I intended to walk to the Minneapolis Institute of Art and explore that area but as I was settling into my zen walking, I overshot it and next thing I knew I was downtown near Hyatt Regency where AniMinneapolis was being held. This was another wonderful happenstance of my wandering walk. The next time there is a cosplay convention in town I’m going to camp out near the event and soak up all that fun energy.
Normally, I love walking along Nicollet Mall but the construction was killing my vibe so I tried to hurry through downtown to the Mississippi River. I did make one stop at theMinneapolis Visitor Information center to pick up a couple of maps to help me strategize for my 40-mile walk in a couple of weeks.
I made my way to the Mississippi River and crossed the Stone Arch Bridge where flocks of young men and women in formal wear were posing for awkward photos with the Minneapolis skyline as the backdrop. I continued to the University of Minnesota campus and back to the Mississippi River and followed the Grand Rounds trail all the way to Minnehaha Falls Park. I met Scott and our dog Stewie there in hopes of having a celebratory beer and fish taco at Sea Salt Eatery. THAT LINE. I wasn’t having it after walking 32 miles so we grabbed a pint of Ben & Jerry’s on the way home and called it good.

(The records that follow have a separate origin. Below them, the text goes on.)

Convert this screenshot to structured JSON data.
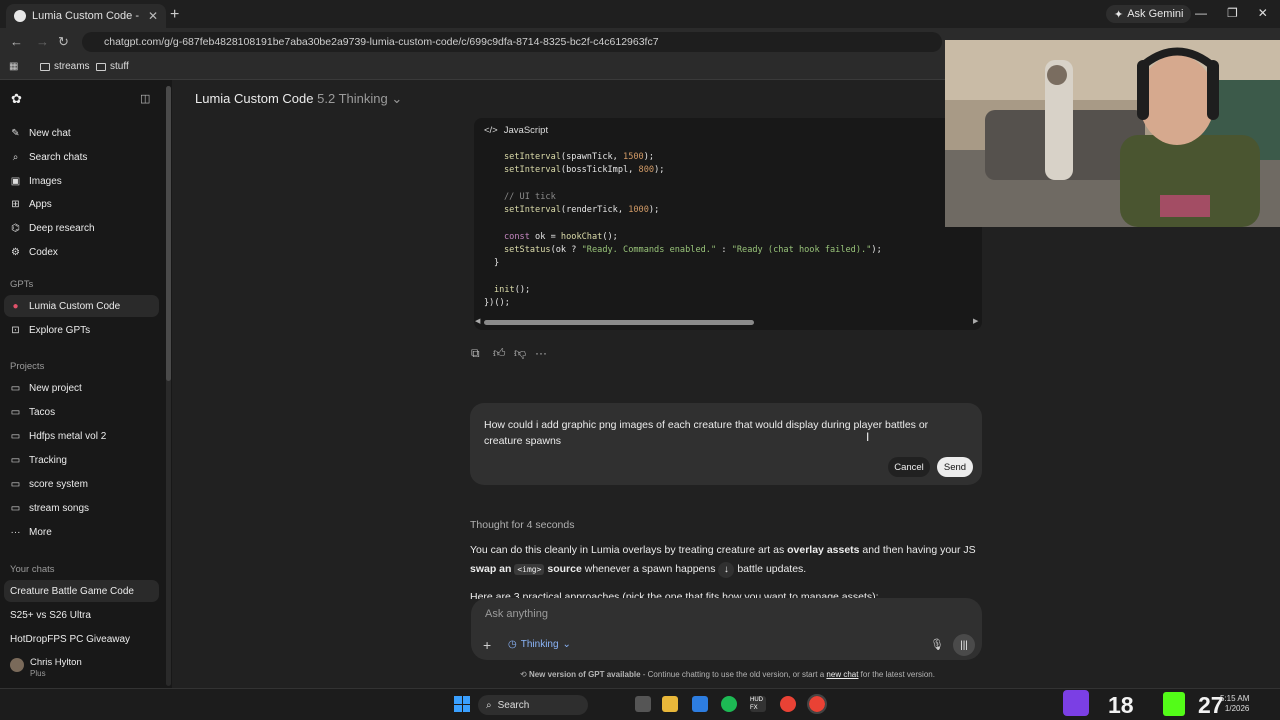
{
  "browser": {
    "tab_title": "Lumia Custom Code - Creature",
    "url": "chatgpt.com/g/g-687feb4828108191be7aba30be2a9739-lumia-custom-code/c/699c9dfa-8714-8325-bc2f-c4c612963fc7",
    "ask_gemini": "Ask Gemini",
    "bookmarks": [
      "streams",
      "stuff"
    ]
  },
  "sidebar": {
    "top_items": [
      {
        "icon": "edit-icon",
        "label": "New chat"
      },
      {
        "icon": "search-icon",
        "label": "Search chats"
      },
      {
        "icon": "images-icon",
        "label": "Images"
      },
      {
        "icon": "apps-icon",
        "label": "Apps"
      },
      {
        "icon": "research-icon",
        "label": "Deep research"
      },
      {
        "icon": "codex-icon",
        "label": "Codex"
      }
    ],
    "gpts_heading": "GPTs",
    "gpts": [
      {
        "label": "Lumia Custom Code"
      },
      {
        "label": "Explore GPTs"
      }
    ],
    "projects_heading": "Projects",
    "projects": [
      "New project",
      "Tacos",
      "Hdfps metal vol 2",
      "Tracking",
      "score system",
      "stream songs",
      "More"
    ],
    "chats_heading": "Your chats",
    "chats": [
      "Creature Battle Game Code",
      "S25+ vs S26 Ultra",
      "HotDropFPS PC Giveaway"
    ],
    "user": {
      "name": "Chris Hylton",
      "plan": "Plus"
    }
  },
  "header": {
    "model_name": "Lumia Custom Code",
    "model_version": "5.2 Thinking"
  },
  "code": {
    "language": "JavaScript",
    "lines": [
      "setInterval(spawnTick, 1500);",
      "setInterval(bossTickImpl, 800);",
      "// UI tick",
      "setInterval(renderTick, 1000);",
      "const ok = hookChat();",
      "setStatus(ok ? \"Ready. Commands enabled.\" : \"Ready (chat hook failed).\");",
      "}",
      "init();",
      "})();"
    ]
  },
  "edit": {
    "text": "How could i add graphic png images of each creature that would display during player battles or creature spawns",
    "cancel": "Cancel",
    "send": "Send"
  },
  "response": {
    "thought": "Thought for 4 seconds",
    "p1_a": "You can do this cleanly in Lumia overlays by treating creature art as ",
    "p1_b": "overlay assets",
    "p1_c": " and then having your JS ",
    "p1_d": "swap an",
    "p1_chip": "<img>",
    "p1_e": "source",
    "p1_f": " whenever a spawn happens",
    "p1_g": " battle updates.",
    "p2": "Here are 3 practical approaches (pick the one that fits how you want to manage assets):"
  },
  "composer": {
    "placeholder": "Ask anything",
    "mode": "Thinking"
  },
  "notice": {
    "bold": "New version of GPT available",
    "text": " - Continue chatting to use the old version, or start a ",
    "link": "new chat",
    "end": " for the latest version."
  },
  "taskbar": {
    "search": "Search",
    "counter_a": "18",
    "counter_b": "27",
    "time": "5:15 AM",
    "date": "1/2026"
  }
}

Caught My Eye Along the Way
Some themes to a great urban hike emerged as I walked around Minneapolis.
Public Art & Engagement
One of my favorite discoveries of the day was a Little Free Library at 32nd & Emerson I later learned is named Poetry Hut by its owner. Initially the Scrabble tiles caught my attention and then I realized it wasn’t your typical little library. I opened the door to find an invitation to help myself to a free poem. Among the scrolls, only one was green so I plucked it out of the basket and opened it up. Inside was “Photograph from September 11” by Wisława Szymborska. After reading the poem, I carefully placed it in my backpack and left a note thanking the caretaker of the Poetry Hut. Just before leaving the note, I added my Twitter handle just in case the owner had an account. To my delight, a few hours later I received a tweet from Alison McGhee.
@Janellie23 So glad you like the Poetry Hut! Thanks for writing that sweet note.
— Alison McGhee (@alisonmcghee) May 7, 2016
Wow. Alison’s Poetry Hut is the embodiment of community engagement and she has sparked an interest in poetry in me that I haven’t had for a few years. You can read about Alison’s process of creating the Poetry Hut on her blog.
I couldn’t contain my excitement when I spotted Don Holzschuh painting near an alley at 35th Street and Emerson Avenue South. At first glance I thought I was catching John Sauerin the act of painting an alley for 100 Alleys. I went up and introduced myself and we covered a wide range of topics in our short chat. When I told him that I was on a long walk, he told me that he hates driving. In the next breath he said, “I drive a truck to support my art habit.”
Buildings & Architectural Details
I’m working on a theory that if you walk around long enough you’ll eventually run into a clown.
Janelle Nivens is a walking and Minneapolis neighborhood enthusiast. This post first appeared at Streets.mn.